Both Intel and AMD CPU support virtualization technology which allows multiple operating systems to run simultaneously on an x86 server or computer in a safe and efficient manner using hardware virtualization. XEN, KVM and other virtualization software can use Intel and AMD hardware virtualization for full virtualization. In other words with Intel VT, or AMD-V you can run an unmodified guest OS, like MS-Windows without any problems.
Say hello to /proc/cpuinfo file
The /proc/cpuinfo file has information about your CPU. The information includes, the number of CPUs, threads, cores, sockets, and Non-Uniform Memory Access (NUMA) nodes. There is also formation about the CPU caches and cache sharing, family, model, bogoMIPS, byte order, and stepping. You need to note down the following vendor specific cpu flags:
Am I using 64 bit CPU/system [x86_64/AMD64/Intel64]?
- lm – If you see lm flag means you’ve 64 bit Intel or AMD cpu.
Do I have hardware virtualization support?
- vmx â€” Intel VT-x, virtualization support enabled in BIOS.
- svm â€” AMD SVM,virtualization enabled in BIOS.
Do I have hardware AES/AES-NI advanced encryption support?
- aes – Applications performing encryption and decryption using the Advanced Encryption Standard on Intel and AMD cpus.
Commands to check if your hardware supports virtualization
Use the following commands to verify if hardware virtualization extensions is enabled or not in your BIOS.

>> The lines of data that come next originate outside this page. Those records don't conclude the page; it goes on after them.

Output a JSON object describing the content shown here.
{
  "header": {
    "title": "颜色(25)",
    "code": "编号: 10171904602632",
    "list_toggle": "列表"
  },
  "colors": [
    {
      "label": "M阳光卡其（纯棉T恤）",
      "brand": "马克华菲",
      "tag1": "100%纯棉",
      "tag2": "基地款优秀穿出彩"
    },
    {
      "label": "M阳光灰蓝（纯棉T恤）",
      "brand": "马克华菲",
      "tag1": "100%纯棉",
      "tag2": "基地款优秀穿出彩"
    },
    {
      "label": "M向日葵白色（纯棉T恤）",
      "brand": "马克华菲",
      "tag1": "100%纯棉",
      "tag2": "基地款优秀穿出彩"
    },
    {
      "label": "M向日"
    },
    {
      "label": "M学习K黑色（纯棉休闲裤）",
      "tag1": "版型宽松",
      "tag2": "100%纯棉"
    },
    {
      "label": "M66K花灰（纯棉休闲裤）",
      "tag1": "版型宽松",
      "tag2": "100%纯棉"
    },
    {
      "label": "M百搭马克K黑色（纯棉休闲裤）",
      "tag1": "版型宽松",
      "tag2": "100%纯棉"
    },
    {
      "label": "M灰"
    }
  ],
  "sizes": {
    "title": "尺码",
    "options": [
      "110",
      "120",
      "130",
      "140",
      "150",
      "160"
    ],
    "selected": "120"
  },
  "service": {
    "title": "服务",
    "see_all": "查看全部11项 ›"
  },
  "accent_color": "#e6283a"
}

Verify Intel VT CPU virtualization extensions on a Linux
Type the following command as root to verify that host cpu has support for Intel VT technology, enter:
# grep --color vmx /proc/cpuinfo
If the output has the vmx flags, then Intel CPU host is capable of running hardware virtualization.
Verify AMD V CPU virtualization extensions on a Linux
Type the following command as root to verify that host cpu has support for AMD – V technology:
# grep --color svm /proc/cpuinfo
Again, the output has the svm flags, then AND CPU host is capable of running hardware virtualization.
Verify Intel or AMD 64 bit CPU
Type the following grep command:
grep -w -o lm /proc/cpuinfo | uniq
See our tutorial “ /proc/cpuinfo ## Only show Intel CPU flags ## egrep -wo 'vmx|ept|vpid|npt|tpr_shadow|flexpriority|vnmi|lm|aes' /proc/cpuinfo | sort | uniq ## OR better use the following ## egrep -wo 'vmx|lm|aes' /proc/cpuinfo | sort | uniq\ | sed -e 's/aes/Hardware encryption=Yes (&)/g' \ -e 's/lm/64 bit cpu=Yes (&)/g' -e 's/vmx/Intel hardware virtualization=Yes (&)/g'